Men’s hockey preview: Powerhouses Russia, U.S. hit the ice

Pressure on Russians to win at home

Alex Ovechkin and Ilya Kovalchuk

Alex Ovechkin, left, and Ilya Kovalchuk: Russian snipers Alex Ovechkin and Ilya Kovalchuk have combined for 828 career NHL goals, and will put their talents on display in Sochi. (Getty Images/Associated Press/

It is the moment most Russian sports fans have been waiting for – the start of the men’s hockey tournament at the Sochi Olympics.

Not that there’s much pressure on the host country to win.

Nikolai Kulemin of the Toronto Maple Leafs said his country could win every event at the 2014 Olympic Games, but if the hockey team does not capture the gold medal, the entire event will be considered a failure by the people of Russia.

He was not kidding.

So important is this particular hockey tournament to the good folks of Russia, Washington superstar Alexander Ovechkin vowed if there was not going to be NHL participation at the Sochi Games, he was prepared to abandon the Capitals for a few weeks to play in the Olympics.

Turns out there was no need for Ovechkin to jump ship.

Ovechkin – who is like a rock star at the Sochi Games and the face of the Olympics in his country – and his teammates have an easy (relatively speaking) opponent in their first game, Slovenia on Thursday morning. Players will tell you there are no easy games at the Olympics, but come on, Russia versus Slovenia?

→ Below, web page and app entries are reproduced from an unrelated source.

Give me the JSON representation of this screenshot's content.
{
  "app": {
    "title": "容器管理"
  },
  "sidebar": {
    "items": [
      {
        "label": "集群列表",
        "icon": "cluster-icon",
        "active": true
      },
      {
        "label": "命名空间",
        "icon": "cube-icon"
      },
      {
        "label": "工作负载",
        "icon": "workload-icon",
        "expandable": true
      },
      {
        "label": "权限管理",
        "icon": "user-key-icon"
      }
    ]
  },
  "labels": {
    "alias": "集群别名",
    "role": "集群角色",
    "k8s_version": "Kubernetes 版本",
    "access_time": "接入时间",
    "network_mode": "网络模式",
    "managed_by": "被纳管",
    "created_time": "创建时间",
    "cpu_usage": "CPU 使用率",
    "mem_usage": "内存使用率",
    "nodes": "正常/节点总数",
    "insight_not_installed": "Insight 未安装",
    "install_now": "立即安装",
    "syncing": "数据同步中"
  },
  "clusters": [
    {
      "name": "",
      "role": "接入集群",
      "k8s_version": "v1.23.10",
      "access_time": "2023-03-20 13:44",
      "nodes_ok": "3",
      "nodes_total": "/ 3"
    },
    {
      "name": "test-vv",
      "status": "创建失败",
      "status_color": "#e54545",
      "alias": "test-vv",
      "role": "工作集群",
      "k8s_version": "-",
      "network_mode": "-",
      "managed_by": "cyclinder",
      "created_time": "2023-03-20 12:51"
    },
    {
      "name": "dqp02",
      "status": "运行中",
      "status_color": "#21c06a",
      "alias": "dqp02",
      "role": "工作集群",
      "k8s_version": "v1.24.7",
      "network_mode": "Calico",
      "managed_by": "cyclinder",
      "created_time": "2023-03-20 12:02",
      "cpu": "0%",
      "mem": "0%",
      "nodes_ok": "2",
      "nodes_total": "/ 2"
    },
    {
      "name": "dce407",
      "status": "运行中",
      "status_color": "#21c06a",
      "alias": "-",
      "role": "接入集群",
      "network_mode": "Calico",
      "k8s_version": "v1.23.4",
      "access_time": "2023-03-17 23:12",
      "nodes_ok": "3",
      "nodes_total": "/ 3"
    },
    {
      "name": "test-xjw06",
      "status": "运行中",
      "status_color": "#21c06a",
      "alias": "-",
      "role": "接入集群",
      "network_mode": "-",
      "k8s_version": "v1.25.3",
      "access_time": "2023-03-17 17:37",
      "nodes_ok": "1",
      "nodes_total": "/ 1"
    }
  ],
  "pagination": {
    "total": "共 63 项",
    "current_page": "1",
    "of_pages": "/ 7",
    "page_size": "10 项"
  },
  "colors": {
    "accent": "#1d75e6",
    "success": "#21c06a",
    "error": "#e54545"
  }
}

Powerhouse offence

The Russian boast a high-powered offence with the likes of Ovechkin, Ilya Kovalchuk, Evgeni Malkin, Alexander Semin and even Alexander Radulov, when he’s in the mood.

Their goaltending should also be solid with Semyon Varlamov and Sergei Bobrovsky battling it out for the starter’s job.

The one worry concerning the Russians, aside from the immense pressure they are under to win at home, is how they will play if things get tight. Unlike the Russian teams that came over in the seventies and eighties that played as five-man units under strict orders from militant coaches, these guys tend to want to do it all by themselves when the game gets tight. It is a bad and losing strategy.

That will put a little extra pressure on team captain and all-around best player Pavel Datsyuk of the Detroit Red Wings. Datsyuk missed the team’s initial practice because of a lower body injury, but is expected to be in the lineup for Game 1 skating between Kovalchuk and Radulov.

As for Slovenia, big centre Anze Kopitar has his work cut out for him. He is the only NHL player slated to play for Slovenia in the Olympics.

"The score is going to be 0-0 to start," Kopitar said. "I'm sure it's going to be a fun game. We've been looking forward to it for quite a while and it's going to be very fun. We're playing probably the best Russian team they've ever put together. It's going to be a big challenge for us."

U.S.A. has tougher test

In other action Thursday, the United States plays its first game against Slovakia. It will be a tough test for the Americans, who came within a whisker of winning the gold medal in 2010 in Vancouver, ultimately losing the championship game 3-2 in overtime to Canada.

The Americans seem to have it all this year, starting with excellent goaltending. Ryan Miller, the tournament’s top player in 2010, is back and he’ll compete with Stanley Cup winner Jonathan Quick for the starter’s job.

Any team that has Zdeno Chara on the blue-line generally has a chance to win, especially in a short tournament situation. Chara is the leader of the Slovaks and he’ll get plenty of help from fellow vet Marian Hossa.

The team was hit with two big losses when injuries forced Marian Gaborik and Lubomir Visnovsky to withdraw from the Olympics.

Comments on this story are moderated. Comments will appear immediately but may be removed if they violate our Submission Guidelines. Comments are open and welcome for three days after the story is published. We reserve the right to close comments before then.

Submission Policy

Note: The CBC does not necessarily endorse any of the views posted. By submitting your comments, you acknowledge that the CBC has the right to reproduce, broadcast and publicize those comments or any part thereof in any manner whatsoever. Please note that comments are moderated and published according to our submission guidelines.